**What the task asks:** Set down the records again, keeping each line exactly as it is.

**Input for this task:**
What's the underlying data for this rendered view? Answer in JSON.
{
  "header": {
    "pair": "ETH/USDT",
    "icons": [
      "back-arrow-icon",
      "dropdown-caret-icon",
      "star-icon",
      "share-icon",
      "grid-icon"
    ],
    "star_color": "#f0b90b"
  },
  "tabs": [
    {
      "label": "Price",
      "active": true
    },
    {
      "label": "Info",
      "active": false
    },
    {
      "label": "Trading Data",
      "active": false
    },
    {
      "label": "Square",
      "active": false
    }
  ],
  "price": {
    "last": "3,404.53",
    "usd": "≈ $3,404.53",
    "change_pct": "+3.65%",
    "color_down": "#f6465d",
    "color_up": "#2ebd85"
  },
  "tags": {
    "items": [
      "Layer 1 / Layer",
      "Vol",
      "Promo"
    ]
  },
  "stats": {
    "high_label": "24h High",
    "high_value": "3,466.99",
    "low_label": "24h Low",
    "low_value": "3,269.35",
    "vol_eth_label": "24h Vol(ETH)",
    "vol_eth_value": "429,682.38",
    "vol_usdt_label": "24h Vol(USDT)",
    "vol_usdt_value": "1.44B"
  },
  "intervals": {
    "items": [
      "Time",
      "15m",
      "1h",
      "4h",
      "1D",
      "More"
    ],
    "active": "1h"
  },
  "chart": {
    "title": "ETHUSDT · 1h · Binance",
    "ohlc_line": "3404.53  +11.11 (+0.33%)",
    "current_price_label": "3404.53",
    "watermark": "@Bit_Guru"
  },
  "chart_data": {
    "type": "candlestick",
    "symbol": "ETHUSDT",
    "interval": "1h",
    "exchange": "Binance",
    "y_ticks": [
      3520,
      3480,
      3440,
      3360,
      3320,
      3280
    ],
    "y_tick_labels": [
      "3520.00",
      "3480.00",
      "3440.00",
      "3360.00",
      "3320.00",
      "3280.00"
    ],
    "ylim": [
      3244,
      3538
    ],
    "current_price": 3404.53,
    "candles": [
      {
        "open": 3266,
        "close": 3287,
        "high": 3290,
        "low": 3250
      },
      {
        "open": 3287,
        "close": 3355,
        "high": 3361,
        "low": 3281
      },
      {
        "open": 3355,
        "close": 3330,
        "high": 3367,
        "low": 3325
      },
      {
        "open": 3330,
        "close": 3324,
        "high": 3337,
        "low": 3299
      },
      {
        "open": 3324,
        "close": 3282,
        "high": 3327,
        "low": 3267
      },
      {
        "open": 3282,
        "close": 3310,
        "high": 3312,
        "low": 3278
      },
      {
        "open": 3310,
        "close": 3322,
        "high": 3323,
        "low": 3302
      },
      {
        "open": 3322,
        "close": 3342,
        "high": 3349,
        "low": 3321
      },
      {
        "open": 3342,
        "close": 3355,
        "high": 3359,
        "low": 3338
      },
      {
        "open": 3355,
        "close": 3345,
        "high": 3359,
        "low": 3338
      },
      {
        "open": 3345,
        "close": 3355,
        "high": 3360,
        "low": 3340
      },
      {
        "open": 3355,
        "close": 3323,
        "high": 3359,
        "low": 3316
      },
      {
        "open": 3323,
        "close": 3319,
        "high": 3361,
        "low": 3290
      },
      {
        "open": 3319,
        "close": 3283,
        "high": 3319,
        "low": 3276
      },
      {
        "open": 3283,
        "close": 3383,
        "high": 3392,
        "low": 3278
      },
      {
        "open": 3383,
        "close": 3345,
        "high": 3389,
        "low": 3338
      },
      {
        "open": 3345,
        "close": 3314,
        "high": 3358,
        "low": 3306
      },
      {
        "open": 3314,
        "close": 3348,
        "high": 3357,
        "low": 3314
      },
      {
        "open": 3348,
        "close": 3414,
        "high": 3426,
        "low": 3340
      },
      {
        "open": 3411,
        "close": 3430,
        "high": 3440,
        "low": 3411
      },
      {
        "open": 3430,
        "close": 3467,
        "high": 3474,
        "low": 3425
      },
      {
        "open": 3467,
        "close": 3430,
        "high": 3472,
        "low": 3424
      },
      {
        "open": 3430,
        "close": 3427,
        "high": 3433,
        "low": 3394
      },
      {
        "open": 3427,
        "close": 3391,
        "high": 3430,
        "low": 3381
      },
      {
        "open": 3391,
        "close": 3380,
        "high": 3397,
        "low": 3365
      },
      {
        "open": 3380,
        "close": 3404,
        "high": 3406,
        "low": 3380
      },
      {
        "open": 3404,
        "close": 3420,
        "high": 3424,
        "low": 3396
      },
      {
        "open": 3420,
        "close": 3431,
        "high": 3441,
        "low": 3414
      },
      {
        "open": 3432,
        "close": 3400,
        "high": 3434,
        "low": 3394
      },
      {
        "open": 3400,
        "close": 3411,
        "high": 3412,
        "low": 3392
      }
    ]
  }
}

**Written reply:**
What's the underlying data for this rendered view? Answer in JSON.
{
  "header": {
    "pair": "ETH/USDT",
    "icons": [
      "back-arrow-icon",
      "dropdown-caret-icon",
      "star-icon",
      "share-icon",
      "grid-icon"
    ],
    "star_color": "#f0b90b"
  },
  "tabs": [
    {
      "label": "Price",
      "active": true
    },
    {
      "label": "Info",
      "active": false
    },
    {
      "label": "Trading Data",
      "active": false
    },
    {
      "label": "Square",
      "active": false
    }
  ],
  "price": {
    "last": "3,404.53",
    "usd": "≈ $3,404.53",
    "change_pct": "+3.65%",
    "color_down": "#f6465d",
    "color_up": "#2ebd85"
  },
  "tags": {
    "items": [
      "Layer 1 / Layer",
      "Vol",
      "Promo"
    ]
  },
  "stats": {
    "high_label": "24h High",
    "high_value": "3,466.99",
    "low_label": "24h Low",
    "low_value": "3,269.35",
    "vol_eth_label": "24h Vol(ETH)",
    "vol_eth_value": "429,682.38",
    "vol_usdt_label": "24h Vol(USDT)",
    "vol_usdt_value": "1.44B"
  },
  "intervals": {
    "items": [
      "Time",
      "15m",
      "1h",
      "4h",
      "1D",
      "More"
    ],
    "active": "1h"
  },
  "chart": {
    "title": "ETHUSDT · 1h · Binance",
    "ohlc_line": "3404.53  +11.11 (+0.33%)",
    "current_price_label": "3404.53",
    "watermark": "@Bit_Guru"
  },
  "chart_data": {
    "type": "candlestick",
    "symbol": "ETHUSDT",
    "interval": "1h",
    "exchange": "Binance",
    "y_ticks": [
      3520,
      3480,
      3440,
      3360,
      3320,
      3280
    ],
    "y_tick_labels": [
      "3520.00",
      "3480.00",
      "3440.00",
      "3360.00",
      "3320.00",
      "3280.00"
    ],
    "ylim": [
      3244,
      3538
    ],
    "current_price": 3404.53,
    "candles": [
      {
        "open": 3266,
        "close": 3287,
        "high": 3290,
        "low": 3250
      },
      {
        "open": 3287,
        "close": 3355,
        "high": 3361,
        "low": 3281
      },
      {
        "open": 3355,
        "close": 3330,
        "high": 3367,
        "low": 3325
      },
      {
        "open": 3330,
        "close": 3324,
        "high": 3337,
        "low": 3299
      },
      {
        "open": 3324,
        "close": 3282,
        "high": 3327,
        "low": 3267
      },
      {
        "open": 3282,
        "close": 3310,
        "high": 3312,
        "low": 3278
      },
      {
        "open": 3310,
        "close": 3322,
        "high": 3323,
        "low": 3302
      },
      {
        "open": 3322,
        "close": 3342,
        "high": 3349,
        "low": 3321
      },
      {
        "open": 3342,
        "close": 3355,
        "high": 3359,
        "low": 3338
      },
      {
        "open": 3355,
        "close": 3345,
        "high": 3359,
        "low": 3338
      },
      {
        "open": 3345,
        "close": 3355,
        "high": 3360,
        "low": 3340
      },
      {
        "open": 3355,
        "close": 3323,
        "high": 3359,
        "low": 3316
      },
      {
        "open": 3323,
        "close": 3319,
        "high": 3361,
        "low": 3290
      },
      {
        "open": 3319,
        "close": 3283,
        "high": 3319,
        "low": 3276
      },
      {
        "open": 3283,
        "close": 3383,
        "high": 3392,
        "low": 3278
      },
      {
        "open": 3383,
        "close": 3345,
        "high": 3389,
        "low": 3338
      },
      {
        "open": 3345,
        "close": 3314,
        "high": 3358,
        "low": 3306
      },
      {
        "open": 3314,
        "close": 3348,
        "high": 3357,
        "low": 3314
      },
      {
        "open": 3348,
        "close": 3414,
        "high": 3426,
        "low": 3340
      },
      {
        "open": 3411,
        "close": 3430,
        "high": 3440,
        "low": 3411
      },
      {
        "open": 3430,
        "close": 3467,
        "high": 3474,
        "low": 3425
      },
      {
        "open": 3467,
        "close": 3430,
        "high": 3472,
        "low": 3424
      },
      {
        "open": 3430,
        "close": 3427,
        "high": 3433,
        "low": 3394
      },
      {
        "open": 3427,
        "close": 3391,
        "high": 3430,
        "low": 3381
      },
      {
        "open": 3391,
        "close": 3380,
        "high": 3397,
        "low": 3365
      },
      {
        "open": 3380,
        "close": 3404,
        "high": 3406,
        "low": 3380
      },
      {
        "open": 3404,
        "close": 3420,
        "high": 3424,
        "low": 3396
      },
      {
        "open": 3420,
        "close": 3431,
        "high": 3441,
        "low": 3414
      },
      {
        "open": 3432,
        "close": 3400,
        "high": 3434,
        "low": 3394
      },
      {
        "open": 3400,
        "close": 3411,
        "high": 3412,
        "low": 3392
      }
    ]
  }
}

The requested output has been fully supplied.